▶ **SOURCE DATA**

════

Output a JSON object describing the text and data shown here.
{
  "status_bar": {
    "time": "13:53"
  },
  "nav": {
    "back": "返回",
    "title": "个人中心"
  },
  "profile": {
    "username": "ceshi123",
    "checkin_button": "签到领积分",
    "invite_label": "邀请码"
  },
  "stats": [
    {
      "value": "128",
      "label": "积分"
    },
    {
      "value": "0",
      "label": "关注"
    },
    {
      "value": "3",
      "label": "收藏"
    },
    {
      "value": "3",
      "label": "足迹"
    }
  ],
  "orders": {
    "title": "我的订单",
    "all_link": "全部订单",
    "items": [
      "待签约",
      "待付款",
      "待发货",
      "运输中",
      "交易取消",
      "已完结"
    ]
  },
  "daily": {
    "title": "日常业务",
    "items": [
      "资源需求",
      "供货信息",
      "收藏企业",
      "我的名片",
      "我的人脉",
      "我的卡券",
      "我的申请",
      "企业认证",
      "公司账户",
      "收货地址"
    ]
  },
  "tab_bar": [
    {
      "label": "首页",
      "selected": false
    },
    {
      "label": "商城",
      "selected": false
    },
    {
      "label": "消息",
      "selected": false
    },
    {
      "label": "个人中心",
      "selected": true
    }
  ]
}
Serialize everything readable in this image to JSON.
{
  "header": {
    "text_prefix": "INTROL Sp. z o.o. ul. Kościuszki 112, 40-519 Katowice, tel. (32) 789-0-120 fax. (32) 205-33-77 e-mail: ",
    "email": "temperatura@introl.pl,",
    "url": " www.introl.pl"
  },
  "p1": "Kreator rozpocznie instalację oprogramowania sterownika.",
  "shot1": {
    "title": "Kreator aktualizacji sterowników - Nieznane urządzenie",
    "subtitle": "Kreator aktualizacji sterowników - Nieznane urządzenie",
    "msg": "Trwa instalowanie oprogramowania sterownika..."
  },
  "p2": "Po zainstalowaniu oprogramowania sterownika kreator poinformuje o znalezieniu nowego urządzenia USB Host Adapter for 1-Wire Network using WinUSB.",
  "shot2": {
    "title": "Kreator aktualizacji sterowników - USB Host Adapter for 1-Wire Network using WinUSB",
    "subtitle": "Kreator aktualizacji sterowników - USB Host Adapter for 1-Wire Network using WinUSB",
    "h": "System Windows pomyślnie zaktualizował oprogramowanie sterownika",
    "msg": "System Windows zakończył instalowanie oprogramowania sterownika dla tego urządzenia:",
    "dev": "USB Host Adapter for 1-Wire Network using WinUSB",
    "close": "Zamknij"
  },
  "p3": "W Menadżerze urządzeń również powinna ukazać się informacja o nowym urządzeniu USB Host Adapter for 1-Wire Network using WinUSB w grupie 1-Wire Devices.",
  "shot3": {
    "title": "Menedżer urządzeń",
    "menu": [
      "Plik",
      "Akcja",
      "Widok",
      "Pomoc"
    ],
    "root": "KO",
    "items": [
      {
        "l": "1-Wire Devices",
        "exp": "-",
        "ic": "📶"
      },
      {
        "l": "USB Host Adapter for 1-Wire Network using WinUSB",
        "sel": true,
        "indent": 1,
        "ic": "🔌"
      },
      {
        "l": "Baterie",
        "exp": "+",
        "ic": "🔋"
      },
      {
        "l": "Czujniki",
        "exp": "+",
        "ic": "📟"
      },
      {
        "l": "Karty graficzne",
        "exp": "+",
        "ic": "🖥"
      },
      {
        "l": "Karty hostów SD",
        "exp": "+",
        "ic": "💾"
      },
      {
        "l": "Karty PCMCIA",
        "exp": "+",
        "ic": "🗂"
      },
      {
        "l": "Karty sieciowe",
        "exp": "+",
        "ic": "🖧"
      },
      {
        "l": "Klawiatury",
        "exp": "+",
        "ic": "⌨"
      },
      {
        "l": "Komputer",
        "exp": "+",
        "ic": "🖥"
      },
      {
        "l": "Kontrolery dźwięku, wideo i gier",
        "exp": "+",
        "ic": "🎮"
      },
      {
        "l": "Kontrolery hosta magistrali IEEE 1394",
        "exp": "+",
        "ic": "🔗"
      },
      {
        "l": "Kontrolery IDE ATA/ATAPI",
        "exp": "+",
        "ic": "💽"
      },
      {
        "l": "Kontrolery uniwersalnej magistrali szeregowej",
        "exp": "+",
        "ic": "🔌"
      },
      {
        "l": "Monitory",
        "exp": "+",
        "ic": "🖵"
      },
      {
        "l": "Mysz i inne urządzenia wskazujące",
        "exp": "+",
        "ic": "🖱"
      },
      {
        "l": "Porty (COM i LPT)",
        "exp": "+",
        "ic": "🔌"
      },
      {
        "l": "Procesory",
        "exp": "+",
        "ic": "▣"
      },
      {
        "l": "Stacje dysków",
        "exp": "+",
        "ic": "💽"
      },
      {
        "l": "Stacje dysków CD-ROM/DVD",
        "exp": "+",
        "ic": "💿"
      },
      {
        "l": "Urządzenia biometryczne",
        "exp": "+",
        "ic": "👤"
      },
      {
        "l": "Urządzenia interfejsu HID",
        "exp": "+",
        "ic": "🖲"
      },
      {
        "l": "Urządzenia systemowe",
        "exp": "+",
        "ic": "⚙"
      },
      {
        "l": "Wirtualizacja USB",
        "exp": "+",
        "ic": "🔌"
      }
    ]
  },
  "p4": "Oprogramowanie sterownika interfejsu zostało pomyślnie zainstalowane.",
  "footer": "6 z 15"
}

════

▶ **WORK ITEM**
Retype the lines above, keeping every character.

▶ **FINAL ANSWER**
Output a JSON object describing the text and data shown here.
{
  "status_bar": {
    "time": "13:53"
  },
  "nav": {
    "back": "返回",
    "title": "个人中心"
  },
  "profile": {
    "username": "ceshi123",
    "checkin_button": "签到领积分",
    "invite_label": "邀请码"
  },
  "stats": [
    {
      "value": "128",
      "label": "积分"
    },
    {
      "value": "0",
      "label": "关注"
    },
    {
      "value": "3",
      "label": "收藏"
    },
    {
      "value": "3",
      "label": "足迹"
    }
  ],
  "orders": {
    "title": "我的订单",
    "all_link": "全部订单",
    "items": [
      "待签约",
      "待付款",
      "待发货",
      "运输中",
      "交易取消",
      "已完结"
    ]
  },
  "daily": {
    "title": "日常业务",
    "items": [
      "资源需求",
      "供货信息",
      "收藏企业",
      "我的名片",
      "我的人脉",
      "我的卡券",
      "我的申请",
      "企业认证",
      "公司账户",
      "收货地址"
    ]
  },
  "tab_bar": [
    {
      "label": "首页",
      "selected": false
    },
    {
      "label": "商城",
      "selected": false
    },
    {
      "label": "消息",
      "selected": false
    },
    {
      "label": "个人中心",
      "selected": true
    }
  ]
}
Serialize everything readable in this image to JSON.
{
  "header": {
    "text_prefix": "INTROL Sp. z o.o. ul. Kościuszki 112, 40-519 Katowice, tel. (32) 789-0-120 fax. (32) 205-33-77 e-mail: ",
    "email": "temperatura@introl.pl,",
    "url": " www.introl.pl"
  },
  "p1": "Kreator rozpocznie instalację oprogramowania sterownika.",
  "shot1": {
    "title": "Kreator aktualizacji sterowników - Nieznane urządzenie",
    "subtitle": "Kreator aktualizacji sterowników - Nieznane urządzenie",
    "msg": "Trwa instalowanie oprogramowania sterownika..."
  },
  "p2": "Po zainstalowaniu oprogramowania sterownika kreator poinformuje o znalezieniu nowego urządzenia USB Host Adapter for 1-Wire Network using WinUSB.",
  "shot2": {
    "title": "Kreator aktualizacji sterowników - USB Host Adapter for 1-Wire Network using WinUSB",
    "subtitle": "Kreator aktualizacji sterowników - USB Host Adapter for 1-Wire Network using WinUSB",
    "h": "System Windows pomyślnie zaktualizował oprogramowanie sterownika",
    "msg": "System Windows zakończył instalowanie oprogramowania sterownika dla tego urządzenia:",
    "dev": "USB Host Adapter for 1-Wire Network using WinUSB",
    "close": "Zamknij"
  },
  "p3": "W Menadżerze urządzeń również powinna ukazać się informacja o nowym urządzeniu USB Host Adapter for 1-Wire Network using WinUSB w grupie 1-Wire Devices.",
  "shot3": {
    "title": "Menedżer urządzeń",
    "menu": [
      "Plik",
      "Akcja",
      "Widok",
      "Pomoc"
    ],
    "root": "KO",
    "items": [
      {
        "l": "1-Wire Devices",
        "exp": "-",
        "ic": "📶"
      },
      {
        "l": "USB Host Adapter for 1-Wire Network using WinUSB",
        "sel": true,
        "indent": 1,
        "ic": "🔌"
      },
      {
        "l": "Baterie",
        "exp": "+",
        "ic": "🔋"
      },
      {
        "l": "Czujniki",
        "exp": "+",
        "ic": "📟"
      },
      {
        "l": "Karty graficzne",
        "exp": "+",
        "ic": "🖥"
      },
      {
        "l": "Karty hostów SD",
        "exp": "+",
        "ic": "💾"
      },
      {
        "l": "Karty PCMCIA",
        "exp": "+",
        "ic": "🗂"
      },
      {
        "l": "Karty sieciowe",
        "exp": "+",
        "ic": "🖧"
      },
      {
        "l": "Klawiatury",
        "exp": "+",
        "ic": "⌨"
      },
      {
        "l": "Komputer",
        "exp": "+",
        "ic": "🖥"
      },
      {
        "l": "Kontrolery dźwięku, wideo i gier",
        "exp": "+",
        "ic": "🎮"
      },
      {
        "l": "Kontrolery hosta magistrali IEEE 1394",
        "exp": "+",
        "ic": "🔗"
      },
      {
        "l": "Kontrolery IDE ATA/ATAPI",
        "exp": "+",
        "ic": "💽"
      },
      {
        "l": "Kontrolery uniwersalnej magistrali szeregowej",
        "exp": "+",
        "ic": "🔌"
      },
      {
        "l": "Monitory",
        "exp": "+",
        "ic": "🖵"
      },
      {
        "l": "Mysz i inne urządzenia wskazujące",
        "exp": "+",
        "ic": "🖱"
      },
      {
        "l": "Porty (COM i LPT)",
        "exp": "+",
        "ic": "🔌"
      },
      {
        "l": "Procesory",
        "exp": "+",
        "ic": "▣"
      },
      {
        "l": "Stacje dysków",
        "exp": "+",
        "ic": "💽"
      },
      {
        "l": "Stacje dysków CD-ROM/DVD",
        "exp": "+",
        "ic": "💿"
      },
      {
        "l": "Urządzenia biometryczne",
        "exp": "+",
        "ic": "👤"
      },
      {
        "l": "Urządzenia interfejsu HID",
        "exp": "+",
        "ic": "🖲"
      },
      {
        "l": "Urządzenia systemowe",
        "exp": "+",
        "ic": "⚙"
      },
      {
        "l": "Wirtualizacja USB",
        "exp": "+",
        "ic": "🔌"
      }
    ]
  },
  "p4": "Oprogramowanie sterownika interfejsu zostało pomyślnie zainstalowane.",
  "footer": "6 z 15"
}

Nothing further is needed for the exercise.